Return the listing word for word, as given.

____________

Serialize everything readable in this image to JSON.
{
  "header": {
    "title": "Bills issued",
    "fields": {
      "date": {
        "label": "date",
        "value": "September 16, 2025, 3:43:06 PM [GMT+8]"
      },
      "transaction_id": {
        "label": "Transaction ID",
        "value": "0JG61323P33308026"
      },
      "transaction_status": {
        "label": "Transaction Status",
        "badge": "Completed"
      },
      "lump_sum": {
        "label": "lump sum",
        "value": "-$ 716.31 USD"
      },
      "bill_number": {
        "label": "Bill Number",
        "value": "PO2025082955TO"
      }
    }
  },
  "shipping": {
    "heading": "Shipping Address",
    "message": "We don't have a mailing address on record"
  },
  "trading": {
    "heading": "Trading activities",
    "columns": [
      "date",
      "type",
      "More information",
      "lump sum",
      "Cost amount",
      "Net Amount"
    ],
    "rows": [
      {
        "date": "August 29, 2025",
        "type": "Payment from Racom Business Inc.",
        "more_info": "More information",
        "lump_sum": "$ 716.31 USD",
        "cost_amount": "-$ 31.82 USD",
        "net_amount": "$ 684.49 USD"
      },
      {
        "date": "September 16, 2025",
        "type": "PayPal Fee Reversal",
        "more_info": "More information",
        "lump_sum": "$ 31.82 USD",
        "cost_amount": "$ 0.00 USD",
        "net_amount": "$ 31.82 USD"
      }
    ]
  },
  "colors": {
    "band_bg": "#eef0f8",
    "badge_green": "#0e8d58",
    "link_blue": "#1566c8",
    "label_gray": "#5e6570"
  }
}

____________

▶ [Written answer]:
Serialize everything readable in this image to JSON.
{
  "header": {
    "title": "Bills issued",
    "fields": {
      "date": {
        "label": "date",
        "value": "September 16, 2025, 3:43:06 PM [GMT+8]"
      },
      "transaction_id": {
        "label": "Transaction ID",
        "value": "0JG61323P33308026"
      },
      "transaction_status": {
        "label": "Transaction Status",
        "badge": "Completed"
      },
      "lump_sum": {
        "label": "lump sum",
        "value": "-$ 716.31 USD"
      },
      "bill_number": {
        "label": "Bill Number",
        "value": "PO2025082955TO"
      }
    }
  },
  "shipping": {
    "heading": "Shipping Address",
    "message": "We don't have a mailing address on record"
  },
  "trading": {
    "heading": "Trading activities",
    "columns": [
      "date",
      "type",
      "More information",
      "lump sum",
      "Cost amount",
      "Net Amount"
    ],
    "rows": [
      {
        "date": "August 29, 2025",
        "type": "Payment from Racom Business Inc.",
        "more_info": "More information",
        "lump_sum": "$ 716.31 USD",
        "cost_amount": "-$ 31.82 USD",
        "net_amount": "$ 684.49 USD"
      },
      {
        "date": "September 16, 2025",
        "type": "PayPal Fee Reversal",
        "more_info": "More information",
        "lump_sum": "$ 31.82 USD",
        "cost_amount": "$ 0.00 USD",
        "net_amount": "$ 31.82 USD"
      }
    ]
  },
  "colors": {
    "band_bg": "#eef0f8",
    "badge_green": "#0e8d58",
    "link_blue": "#1566c8",
    "label_gray": "#5e6570"
  }
}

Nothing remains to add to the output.